Production and design of gears according to sample parts or drawings
Today we were with Michael Dürlamm, our master craftsman, who has been managing the gearing department since 1999. Among other things, he deals with the gear design of sample parts at TANDLER and we wanted to learn more about it.
Moin Michael, could you describe to us how gear design of bevel gears is done according to sample parts at TANDLER?
The customer sends us a gear set and asks if we can produce exactly this gearing. When it comes to curved-tooth bevel gears, they end up with me. First I start counting the teeth and determining the spiral direction. Then follows the measuring of outer diameter, inner diameter, tooth width etc. These are the basic data for the gear calculation program "KIMOS" from Klingelnberg. When the calculation in KIMOS is finished, we have all the data, so-called neutral data, which we need for the production of the gear set. These neutral data can be read in by the measuring machine, the bevel gear milling machine and the bevel gear grinding machine. Then I take the sample parts to the measuring machine and check whether what Kimos has calculated corresponds to the sample gear set. I get a measuring diagram showing the deviations from the sample parts to the neutral data calculated in KIMOS.
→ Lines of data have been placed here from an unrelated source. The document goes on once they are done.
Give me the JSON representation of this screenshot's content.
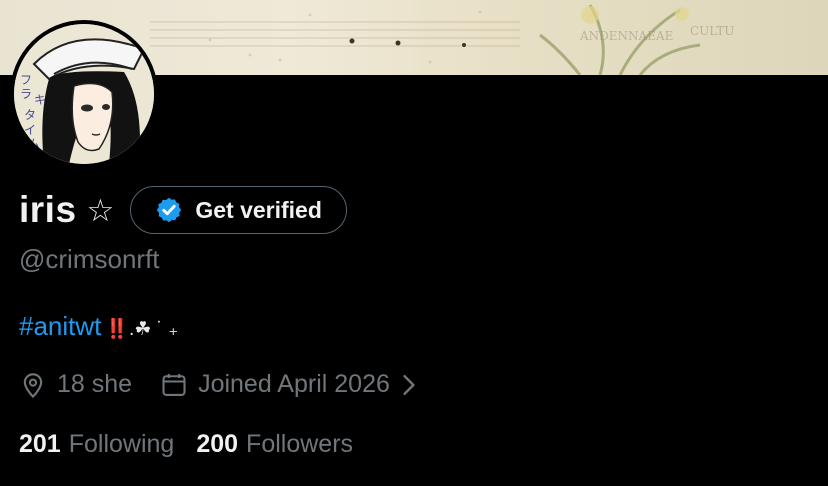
{
  "profile": {
    "display_name": "iris",
    "name_decoration": "☆",
    "handle": "@crimsonrft",
    "bio_hashtag": "#anitwt",
    "bio_decoration": "‼️.☘︎ ˙ ₊",
    "location": "18 she",
    "joined": "Joined April 2026",
    "following_count": "201",
    "following_label": "Following",
    "followers_count": "200",
    "followers_label": "Followers"
  },
  "verify": {
    "label": "Get verified"
  },
  "icons": {
    "verify": "verified-badge-icon",
    "location": "location-pin-icon",
    "calendar": "calendar-icon",
    "chevron": "chevron-right-icon"
  },
  "colors": {
    "background": "#000000",
    "link": "#1d9bf0",
    "muted": "#71767b",
    "verify_badge": "#1d9bf0",
    "button_border": "#536471"
  }
}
Is it possible that the measured values deviate?
Yes, this is not unusual, e.g. deviations in the spiral angle. The spiral angle shows how skewed the tooth on the wheel body is. The spiral angle has a decisive influence on the bearing forces that occur. If the spiral angle is not correct, the bearings can break down very quickly. At first sight you cannot see the exact spiral angle, so we have to measure on the testing machine and the spiral angle. Then we may have to go back to KIMOS to adjust the spiral angle to the measurement diagram in the gear design. This cycle, correction of gear design, new measurement, must be repeated a few times to ensure as few deviations as possible between gear design and sample parts. Then the sample part is sent to the laboratory of our in-house hardening shop for material determination.
What comes next?
Afterwards I check whether all tools are ready for the production of the gear teeth and give the sales department the confirmation that we can reproduce the gear set. Then an offer is sent to the customer. If the customer is ok with it, from the sketches, drawings with all manufacturing tolerances are made and the wheel bodies go into production.
For gear milling, gear grinding and measuring, the neutral data previously created on the sample parts are now used. After gear cutting, the wheel bodies go to the hardening shop, then to grinding and finally to the final inspection.
Can customers also send us a drawing instead of a sample part?
Yes of course, in that case we have to read the required input values in KIMOS from the drawing. The procedure is the same as for the sample parts after the data input in KIMOS.
Is it possible that we design and produce gears better than the gears the customer has given us?
This may well be the case! Already in the design phase we can see the contact pattern in KIMOS and, if necessary, make modifications. If we have found that the contact pattern of the sample gear set is no longer optimal, we can offer our customer an improved version to improve the running characteristics and guarantee the longest possible service life. This means that we can not only reproduce a sample part but also optimise it. Of course, this also applies to the choice of material. This can also increase the strength and thus the service life, in some cases considerably.